Anyone who has brought up an infant will know that one of the major concerns of bringing up baby is sleep or rather the lack of it. From the little that I remember, my own children slept rather well through the night, except when crabby Mrs. T cast her evil eye by asking me if the babies slept well.
So apart from those rocky nights, we had pretty much a good sleep schedule; but that was because we mothers in those days topped up the last feed of the night with a formula leaving no scope for baby to feel hungry. However, mothers today are told that babies have to be exclusively breast fed for at least six months so formula is totally taboo. I’m not sure this is a bad idea because what did people do in the days before formula? And to attribute sweetness to formula is complete wrong because mother’s milk is sweet as sweet can be. So why is it that babies don’t sleep at night? They look so angelic, sleeping for hours during the day but come nightfall and they turn into creatures of the night making somnambulists of us all.
This was particularly true while bringing up Little P. I remember trying hundreds of remedies from rocking to singing, walking and crooning, but nothing seemed to work. We tried the hot bath before bed time routine, we tried the gentle, soothing massage routine, we tried the getting ready for bed music and dim lights routine, we even tried the cutting, the daytime sleep routine but nothing seemed to work.
There are literally hundreds of articles written about babies and their sleep, possibly even more than how to lose that extra kilo or how to make a million bucks but all that you really learn from reading them is that you are not alone in facing this problem.
But that’s cold comfort because who cares when other babies are not sleeping? What matters is that your baby doesn’t sleep and more importantly you don’t sleep. Funnily enough a baby who doesn’t sleep during the day isn’t so bothersome because baby manages to stay in the crib/ bed even while awake and amuse himself. Come night time and the story is completely different. A wakeful baby at night will make sure he’s not the only one awake and will cry and wail till every person in the house is awake. This is particularly stressful when you have to deal with the brilliant question “why is the baby crying?”

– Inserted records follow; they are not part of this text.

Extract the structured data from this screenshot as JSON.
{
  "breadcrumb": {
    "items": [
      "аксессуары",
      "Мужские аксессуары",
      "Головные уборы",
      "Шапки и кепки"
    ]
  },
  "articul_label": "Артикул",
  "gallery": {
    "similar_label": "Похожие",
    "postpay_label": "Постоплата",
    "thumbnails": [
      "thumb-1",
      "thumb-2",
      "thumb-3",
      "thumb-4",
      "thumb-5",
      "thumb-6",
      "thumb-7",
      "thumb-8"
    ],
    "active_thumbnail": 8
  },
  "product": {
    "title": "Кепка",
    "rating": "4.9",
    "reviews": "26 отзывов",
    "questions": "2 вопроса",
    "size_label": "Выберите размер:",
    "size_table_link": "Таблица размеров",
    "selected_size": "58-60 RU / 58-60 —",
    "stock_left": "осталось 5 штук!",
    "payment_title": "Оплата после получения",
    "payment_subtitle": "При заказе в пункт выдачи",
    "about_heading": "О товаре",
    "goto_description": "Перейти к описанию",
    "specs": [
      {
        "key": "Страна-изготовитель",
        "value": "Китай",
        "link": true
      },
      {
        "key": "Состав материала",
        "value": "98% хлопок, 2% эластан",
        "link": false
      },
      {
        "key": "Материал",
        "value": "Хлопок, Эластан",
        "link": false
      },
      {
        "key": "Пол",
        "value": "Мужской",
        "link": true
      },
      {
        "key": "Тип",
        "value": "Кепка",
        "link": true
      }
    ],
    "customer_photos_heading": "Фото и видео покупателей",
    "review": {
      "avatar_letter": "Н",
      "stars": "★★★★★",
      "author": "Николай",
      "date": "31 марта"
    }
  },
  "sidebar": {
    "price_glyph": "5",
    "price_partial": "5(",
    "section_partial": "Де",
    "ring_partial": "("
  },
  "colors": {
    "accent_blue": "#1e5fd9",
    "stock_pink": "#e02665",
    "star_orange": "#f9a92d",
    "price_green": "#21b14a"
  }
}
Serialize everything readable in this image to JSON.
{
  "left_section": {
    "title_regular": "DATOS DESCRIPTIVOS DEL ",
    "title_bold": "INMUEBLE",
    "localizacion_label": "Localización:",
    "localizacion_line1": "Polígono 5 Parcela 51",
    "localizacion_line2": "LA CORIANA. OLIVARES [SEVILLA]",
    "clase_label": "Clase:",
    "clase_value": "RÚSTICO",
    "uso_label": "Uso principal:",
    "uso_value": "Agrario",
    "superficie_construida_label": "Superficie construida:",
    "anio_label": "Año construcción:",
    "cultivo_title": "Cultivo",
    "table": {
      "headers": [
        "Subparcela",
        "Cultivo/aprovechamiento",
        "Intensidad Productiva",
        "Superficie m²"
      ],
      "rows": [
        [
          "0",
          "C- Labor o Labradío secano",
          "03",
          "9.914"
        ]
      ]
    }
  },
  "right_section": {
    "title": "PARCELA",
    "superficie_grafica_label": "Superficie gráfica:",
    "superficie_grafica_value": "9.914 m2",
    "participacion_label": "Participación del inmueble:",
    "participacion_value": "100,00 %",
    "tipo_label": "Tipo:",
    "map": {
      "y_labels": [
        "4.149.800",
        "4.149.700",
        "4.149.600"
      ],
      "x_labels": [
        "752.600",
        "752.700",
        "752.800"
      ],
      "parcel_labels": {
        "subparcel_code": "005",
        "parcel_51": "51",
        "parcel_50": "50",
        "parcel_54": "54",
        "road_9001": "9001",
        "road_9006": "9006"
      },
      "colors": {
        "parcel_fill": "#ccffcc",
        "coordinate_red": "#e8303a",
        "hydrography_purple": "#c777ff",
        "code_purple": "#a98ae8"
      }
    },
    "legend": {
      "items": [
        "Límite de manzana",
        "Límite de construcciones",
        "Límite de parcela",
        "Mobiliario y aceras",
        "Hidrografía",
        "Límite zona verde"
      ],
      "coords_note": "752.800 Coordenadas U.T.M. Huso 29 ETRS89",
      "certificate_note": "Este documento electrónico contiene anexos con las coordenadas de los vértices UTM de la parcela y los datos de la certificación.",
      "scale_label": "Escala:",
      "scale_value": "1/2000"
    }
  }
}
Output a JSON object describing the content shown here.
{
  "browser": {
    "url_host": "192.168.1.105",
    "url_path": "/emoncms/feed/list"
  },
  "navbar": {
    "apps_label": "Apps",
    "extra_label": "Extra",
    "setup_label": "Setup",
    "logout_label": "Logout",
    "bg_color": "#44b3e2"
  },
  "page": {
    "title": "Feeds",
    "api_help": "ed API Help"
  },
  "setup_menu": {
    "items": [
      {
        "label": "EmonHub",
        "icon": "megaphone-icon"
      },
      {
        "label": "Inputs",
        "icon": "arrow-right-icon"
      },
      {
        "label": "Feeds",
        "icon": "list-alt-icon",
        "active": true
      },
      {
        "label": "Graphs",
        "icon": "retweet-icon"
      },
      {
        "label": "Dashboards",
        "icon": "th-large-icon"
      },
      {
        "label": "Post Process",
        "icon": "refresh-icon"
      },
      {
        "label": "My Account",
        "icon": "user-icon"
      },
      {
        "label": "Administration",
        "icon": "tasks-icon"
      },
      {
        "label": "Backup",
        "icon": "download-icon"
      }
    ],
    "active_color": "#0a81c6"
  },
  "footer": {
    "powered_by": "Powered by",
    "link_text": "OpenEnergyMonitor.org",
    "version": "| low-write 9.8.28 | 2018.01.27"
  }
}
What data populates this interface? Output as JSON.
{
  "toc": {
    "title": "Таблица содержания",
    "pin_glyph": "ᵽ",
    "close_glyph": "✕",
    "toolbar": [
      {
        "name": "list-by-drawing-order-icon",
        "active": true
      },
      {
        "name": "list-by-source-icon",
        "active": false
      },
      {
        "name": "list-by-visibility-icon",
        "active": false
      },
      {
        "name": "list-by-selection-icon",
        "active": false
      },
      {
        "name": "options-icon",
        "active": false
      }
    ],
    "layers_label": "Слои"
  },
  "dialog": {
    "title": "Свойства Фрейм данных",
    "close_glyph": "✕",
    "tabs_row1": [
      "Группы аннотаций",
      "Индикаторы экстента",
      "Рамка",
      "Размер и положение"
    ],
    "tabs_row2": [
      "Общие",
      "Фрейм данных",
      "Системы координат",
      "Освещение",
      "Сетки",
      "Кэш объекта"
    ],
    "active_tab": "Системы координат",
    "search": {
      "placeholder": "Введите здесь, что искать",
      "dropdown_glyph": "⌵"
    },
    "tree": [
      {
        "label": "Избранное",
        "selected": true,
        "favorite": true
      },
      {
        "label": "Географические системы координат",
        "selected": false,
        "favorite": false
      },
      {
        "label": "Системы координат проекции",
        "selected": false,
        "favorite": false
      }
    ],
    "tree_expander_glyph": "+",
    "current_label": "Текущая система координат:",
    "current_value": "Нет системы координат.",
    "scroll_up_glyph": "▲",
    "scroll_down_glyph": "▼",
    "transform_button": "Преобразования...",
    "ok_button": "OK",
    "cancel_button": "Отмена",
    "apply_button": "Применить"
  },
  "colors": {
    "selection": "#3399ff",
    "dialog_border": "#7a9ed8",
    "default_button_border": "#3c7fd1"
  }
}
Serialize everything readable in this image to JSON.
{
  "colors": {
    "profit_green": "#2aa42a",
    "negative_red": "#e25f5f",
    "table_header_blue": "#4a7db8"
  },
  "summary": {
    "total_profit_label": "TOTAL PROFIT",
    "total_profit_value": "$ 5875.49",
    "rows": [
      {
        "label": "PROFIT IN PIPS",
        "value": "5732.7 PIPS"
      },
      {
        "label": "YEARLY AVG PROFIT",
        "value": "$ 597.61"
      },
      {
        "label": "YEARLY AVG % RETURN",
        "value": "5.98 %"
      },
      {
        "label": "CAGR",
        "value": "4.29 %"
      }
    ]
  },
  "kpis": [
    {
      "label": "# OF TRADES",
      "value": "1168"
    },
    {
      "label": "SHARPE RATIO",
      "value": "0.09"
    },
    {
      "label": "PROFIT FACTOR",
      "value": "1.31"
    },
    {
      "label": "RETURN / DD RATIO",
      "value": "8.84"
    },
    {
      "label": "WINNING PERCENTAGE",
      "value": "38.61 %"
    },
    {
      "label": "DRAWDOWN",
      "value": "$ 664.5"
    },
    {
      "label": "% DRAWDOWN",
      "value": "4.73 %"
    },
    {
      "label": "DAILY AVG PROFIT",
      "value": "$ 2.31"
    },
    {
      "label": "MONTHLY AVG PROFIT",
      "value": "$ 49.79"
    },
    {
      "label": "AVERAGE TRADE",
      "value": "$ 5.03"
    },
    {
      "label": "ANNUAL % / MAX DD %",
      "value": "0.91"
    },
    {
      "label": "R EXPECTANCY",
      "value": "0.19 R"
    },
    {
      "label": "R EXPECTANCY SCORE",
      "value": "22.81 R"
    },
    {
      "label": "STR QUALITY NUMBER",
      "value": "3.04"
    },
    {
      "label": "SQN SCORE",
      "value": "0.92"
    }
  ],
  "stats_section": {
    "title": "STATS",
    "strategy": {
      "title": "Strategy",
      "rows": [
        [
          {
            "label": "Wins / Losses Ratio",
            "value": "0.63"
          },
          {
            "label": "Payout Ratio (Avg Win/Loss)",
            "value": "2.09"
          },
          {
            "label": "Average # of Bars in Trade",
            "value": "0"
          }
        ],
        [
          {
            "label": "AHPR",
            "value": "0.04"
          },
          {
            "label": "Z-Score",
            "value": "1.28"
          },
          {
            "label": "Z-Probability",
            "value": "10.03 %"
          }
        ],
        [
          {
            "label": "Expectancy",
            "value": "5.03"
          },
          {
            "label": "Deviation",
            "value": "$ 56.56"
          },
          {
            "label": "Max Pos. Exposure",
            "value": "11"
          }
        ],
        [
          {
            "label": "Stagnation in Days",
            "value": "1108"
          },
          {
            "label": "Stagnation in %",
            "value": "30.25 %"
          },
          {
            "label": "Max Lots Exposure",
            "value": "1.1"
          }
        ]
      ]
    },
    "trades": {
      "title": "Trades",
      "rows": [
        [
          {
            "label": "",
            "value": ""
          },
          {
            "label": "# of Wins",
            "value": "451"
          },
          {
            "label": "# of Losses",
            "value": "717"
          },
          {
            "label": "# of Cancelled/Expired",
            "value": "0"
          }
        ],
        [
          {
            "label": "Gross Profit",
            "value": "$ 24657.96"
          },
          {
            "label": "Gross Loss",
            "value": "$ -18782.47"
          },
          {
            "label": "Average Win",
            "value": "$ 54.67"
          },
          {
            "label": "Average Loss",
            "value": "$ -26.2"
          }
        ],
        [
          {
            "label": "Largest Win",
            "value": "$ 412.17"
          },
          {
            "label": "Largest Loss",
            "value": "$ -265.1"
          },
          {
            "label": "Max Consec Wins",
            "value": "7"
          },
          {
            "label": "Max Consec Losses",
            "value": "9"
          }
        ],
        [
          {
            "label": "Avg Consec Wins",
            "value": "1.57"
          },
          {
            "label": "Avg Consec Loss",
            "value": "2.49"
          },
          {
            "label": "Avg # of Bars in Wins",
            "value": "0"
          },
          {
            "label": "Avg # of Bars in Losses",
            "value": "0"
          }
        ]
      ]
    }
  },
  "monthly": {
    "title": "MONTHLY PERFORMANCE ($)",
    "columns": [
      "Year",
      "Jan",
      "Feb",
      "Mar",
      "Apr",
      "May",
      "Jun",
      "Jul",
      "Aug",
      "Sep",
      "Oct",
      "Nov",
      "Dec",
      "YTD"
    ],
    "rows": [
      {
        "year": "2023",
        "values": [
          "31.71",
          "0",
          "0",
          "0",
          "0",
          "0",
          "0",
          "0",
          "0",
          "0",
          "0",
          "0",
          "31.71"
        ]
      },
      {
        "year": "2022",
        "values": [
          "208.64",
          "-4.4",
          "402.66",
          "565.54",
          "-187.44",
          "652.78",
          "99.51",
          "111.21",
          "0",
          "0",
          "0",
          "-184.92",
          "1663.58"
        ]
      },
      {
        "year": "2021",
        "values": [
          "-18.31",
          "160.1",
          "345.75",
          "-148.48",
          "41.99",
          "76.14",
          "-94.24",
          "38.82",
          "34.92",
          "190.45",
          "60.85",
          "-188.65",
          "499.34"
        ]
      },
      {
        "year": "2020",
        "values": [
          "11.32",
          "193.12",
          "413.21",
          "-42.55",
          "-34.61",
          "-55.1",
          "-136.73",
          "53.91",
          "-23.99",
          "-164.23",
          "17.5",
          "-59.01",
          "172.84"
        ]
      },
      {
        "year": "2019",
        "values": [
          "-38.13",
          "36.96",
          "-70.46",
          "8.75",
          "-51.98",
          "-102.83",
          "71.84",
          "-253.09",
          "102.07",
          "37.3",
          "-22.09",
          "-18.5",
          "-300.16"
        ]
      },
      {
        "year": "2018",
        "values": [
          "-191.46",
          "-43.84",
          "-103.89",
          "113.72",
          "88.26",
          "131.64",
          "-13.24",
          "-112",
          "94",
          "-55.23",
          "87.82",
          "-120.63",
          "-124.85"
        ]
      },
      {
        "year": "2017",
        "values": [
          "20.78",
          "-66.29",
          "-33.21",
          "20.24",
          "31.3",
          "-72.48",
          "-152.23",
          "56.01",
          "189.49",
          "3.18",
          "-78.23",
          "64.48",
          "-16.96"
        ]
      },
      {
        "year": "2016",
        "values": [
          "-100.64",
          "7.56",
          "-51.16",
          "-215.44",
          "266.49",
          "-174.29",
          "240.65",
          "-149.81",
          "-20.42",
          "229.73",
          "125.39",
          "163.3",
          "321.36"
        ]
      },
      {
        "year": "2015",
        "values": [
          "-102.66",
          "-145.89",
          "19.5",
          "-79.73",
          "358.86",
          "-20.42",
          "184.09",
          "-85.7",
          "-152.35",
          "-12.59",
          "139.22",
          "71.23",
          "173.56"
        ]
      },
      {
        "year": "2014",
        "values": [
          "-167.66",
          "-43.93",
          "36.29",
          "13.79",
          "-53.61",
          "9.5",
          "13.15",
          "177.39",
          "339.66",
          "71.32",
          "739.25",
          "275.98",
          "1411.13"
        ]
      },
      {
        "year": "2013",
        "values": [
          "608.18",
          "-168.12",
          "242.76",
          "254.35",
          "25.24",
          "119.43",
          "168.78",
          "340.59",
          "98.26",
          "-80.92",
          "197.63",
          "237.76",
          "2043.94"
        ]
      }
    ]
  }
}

Come on! If I knew why the baby was crying I’d make sure he wasn’t! It’s all so easy to change a wet nappy, feed a hungry baby, soothe a sick child but a baby who wails for nothing at all – that’s really hard to address. And the funny thing is that all those experts and grannies and everybody who’s dealt with kids will sagely tell you that children don’t cry for no reason. So what dear baby, is making you cry?
But of course your baby can’t tell you what the matter is and you are no telepath to read his mind. All you can do is accept the fact that babies don’t particularly like to sleep at night and those who say that theirs do are a) lucky b) lying c) making the baby sleep in another room or with a nanny.
You can try all the remedies suggested, you can wait for baby to grow out its angst, you can wait for baby to tire itself to sleep, you can do whatever you want till one fine day you find the house surprisingly peaceful and quiet. You wake up from time to time wondering why there is no wail. You toss and turn in your own bed wondering why the baby is sleeping so peacefully with not a whimper. You try and analyse what you’ve done differently that has made baby go to sleep so that you can continue doing it to ensure a good sleep. You find once again that you have no answers but realize that baby’s sleeplessness is now transferred to you!
As a mother of two thirty-year old daughters and a grandmother of a nineteen week old grandson, Sunita Rajwade has been there and done that. A hands on mom, she has seen two girls grow successfully through babyhood, toddler hood, adolescence and adulthood; solving their maths problems and contributing to their angst of growing up with a mom “who doesn’t understand”. But now as a grandmother, she’s being appreciated for her “wisdom” and “understanding” and would like to share my experiences of this wonderful journey from motherhood to grandmotherhood.